Largely unremarked, despite its disruptive effect on traffic in places like Lagos, a lemming-like rush at retail sales outlets marked the end of last year. For those who got caught up in the tailbacks that built up around major shopping centres, there was time enough to ruminate on the reasons why so many of us were minded to bunch all our shopping into one frenzied session every year-end. One also wondered how much of this behaviour is a consequence of supply failures (and the inability of those responsible for such to properly husband these). There is rarely perverse behavior in an economy. The market (or whatever approximates to it) always responds to available incentives. Sometimes, responses may persist well after the incentives that called them out have ceased to hold sway. Or may kick-in long after all traces of the stimuli have vanished. But this does not alter the basic “call and response” nature of the market.
In the matter of the end-of-year buying frenzy, there is a strong case to be made for pot-holed roads, and bad road etiquette being complicit in the build-up of traffic that characterised most large retail locations. However, we also saw traffic suffocate at (predictable) nodes. More often than not, there were no notable attempts to manage these. Where traffic managers were present, their preferred responses were traditional: liveried wardens waving their hands to the frenetic pull and push of traffic.
Then, there is the small matter of the economy’s flexibility.

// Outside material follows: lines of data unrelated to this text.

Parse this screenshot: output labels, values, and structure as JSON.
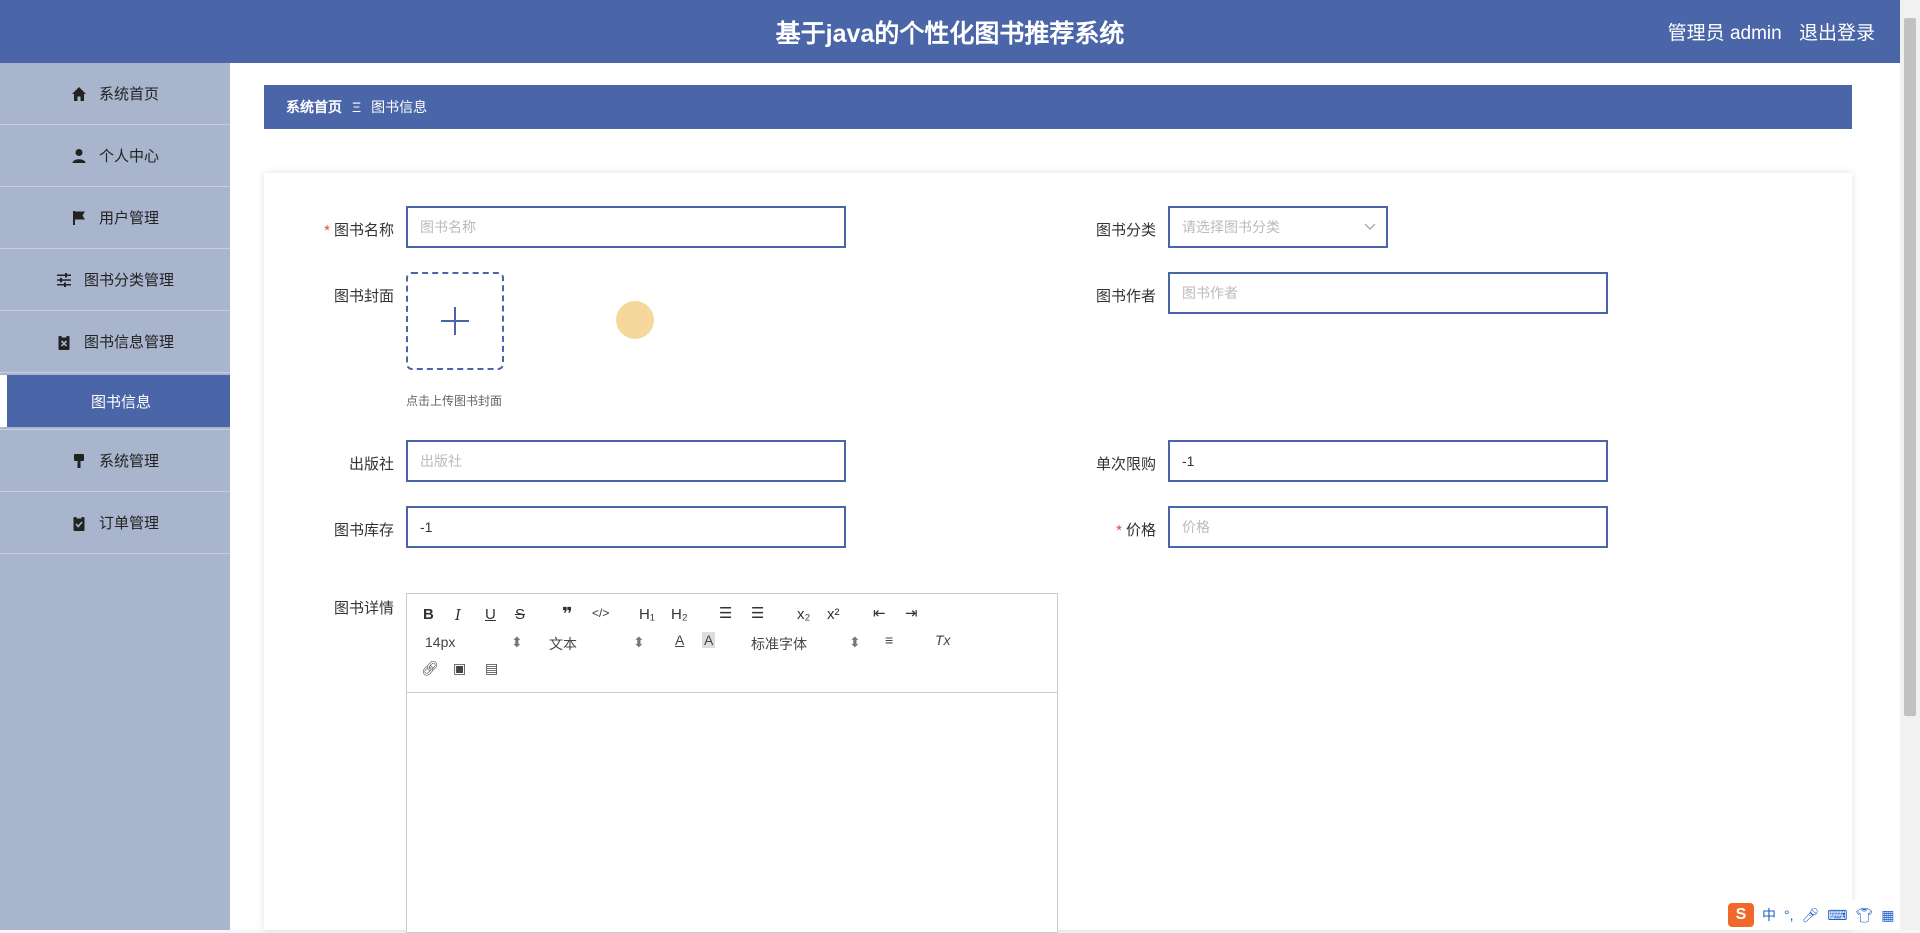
{
  "header": {
    "title": "基于java的个性化图书推荐系统",
    "user_label": "管理员 admin",
    "logout": "退出登录"
  },
  "sidebar": {
    "items": [
      {
        "label": "系统首页",
        "icon": "home-icon"
      },
      {
        "label": "个人中心",
        "icon": "user-icon"
      },
      {
        "label": "用户管理",
        "icon": "flag-icon"
      },
      {
        "label": "图书分类管理",
        "icon": "sliders-icon"
      },
      {
        "label": "图书信息管理",
        "icon": "clipboard-x-icon"
      }
    ],
    "active_sub": "图书信息",
    "items_after": [
      {
        "label": "系统管理",
        "icon": "brush-icon"
      },
      {
        "label": "订单管理",
        "icon": "clipboard-check-icon"
      }
    ]
  },
  "breadcrumb": {
    "home": "系统首页",
    "sep": "Ξ",
    "current": "图书信息"
  },
  "form": {
    "name_label": "图书名称",
    "name_placeholder": "图书名称",
    "category_label": "图书分类",
    "category_placeholder": "请选择图书分类",
    "cover_label": "图书封面",
    "cover_hint": "点击上传图书封面",
    "author_label": "图书作者",
    "author_placeholder": "图书作者",
    "publisher_label": "出版社",
    "publisher_placeholder": "出版社",
    "limit_label": "单次限购",
    "limit_value": "-1",
    "stock_label": "图书库存",
    "stock_value": "-1",
    "price_label": "价格",
    "price_placeholder": "价格",
    "detail_label": "图书详情"
  },
  "editor": {
    "font_size": "14px",
    "block_type": "文本",
    "font_family": "标准字体"
  },
  "ime": {
    "lang": "中"
  }
}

Put differently, part of the difficulty with the crush from the shopping season is the absence of redundancies in our economy. In part, this failure shows up in the fact that shoppers in Lagos State, for example, traditionally head to the island in search of discount bargains. The strength of the custom at the super malls at Lekki and Ikeja only further buttress this point. In the face of demand that strong, the question is “why have we not had the market respond by situating outlets closer to needy communities?”
Often, in discussions about our diverse system failures, we tout the uniqueness of the domestic economy’s signaling mechanisms and the responses they elicit as the main problem. In truth, these are nearly always unlike anything recommended by the literature, or noticeable elsewhere. However, that is more likely because we regularly fail to factor into models of how our system (fails to) works the distortions hardwired into it. Corruption? Yes! But also snafus in the law enforcement infrastructure, play more than bit parts. These mean that retailers carry set-up and maintenance costs that often challenge successful business practices. The notorious infrastructure dearth adds significant costs too. Now, infrastructure is not NEPA/PHCN. The few big discount retailers operating in the country already generate their own power; and are cheaper than the traditional competitive offerings to boot.

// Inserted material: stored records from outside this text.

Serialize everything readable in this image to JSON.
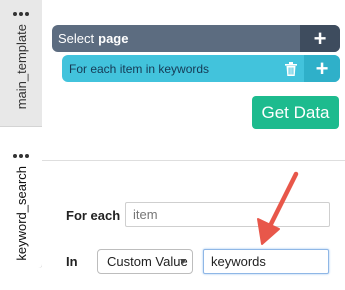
{
  "tabs": {
    "main_template": "main_template",
    "keyword_search": "keyword_search"
  },
  "select_bar": {
    "prefix": "Select",
    "target": "page",
    "plus_label": "+"
  },
  "foreach_bar": {
    "text": "For each item in keywords",
    "plus_label": "+"
  },
  "get_data_button": "Get Data",
  "form": {
    "for_each_label": "For each",
    "for_each_value": "item",
    "in_label": "In",
    "source_select": "Custom Value",
    "source_value": "keywords"
  },
  "colors": {
    "select_bar": "#5c6c80",
    "foreach_bar": "#42c3dc",
    "get_data": "#1dbb8e",
    "arrow": "#e8574a"
  },
  "icons": {
    "menu": "dots-icon",
    "delete": "trash-icon",
    "add": "plus-icon",
    "callout": "arrow-icon"
  }
}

Discussions on the infrastructure requirements of domestic retail trade in the country must include the ease and convenience of commuter access to retail locations: mass transit support for pedestrians; roads (and parking spaces) for car owners. Security, too. For parked vehicles, and pedestrian customers. Now, does the land tenure system play a role here? Arguably! Access to land that guarantees all of this services, facilities, and amenities, and the speed with which the necessary permits are processed might call for levels of investor connectedness that again only add new layers of cost.
Still, the shopping spree was not all negative. One has but a limited sense of the intensity with which it happened across the country; although it is safe to imagine that it took place only in urban locations. However, there is no way that level of consumer spending will not show up in output numbers. Still, because it was a seasonal thing, the numbers will of course have to be adjusted appropriately. The lessons are strong, nonetheless. First, we need to put a lot more money into the pockets of the middle class and cadres below them. We do well by these categories of economic actors to improve employment opportunities across the economy (but more especially in the private sector).
We are best able to boost employment opportunities by completely removing all obstacles to doing business in the country (including the anti-commerce charade at the sub-national levels that currently masquerades as “internal revenue generation”). Incidentally, with this latter, we are able too, to improve the economy’s supply responses. Businesses are positioned, with lesser distraints on their activities, to build the redundancies that help even out seasonal spikes and troughs.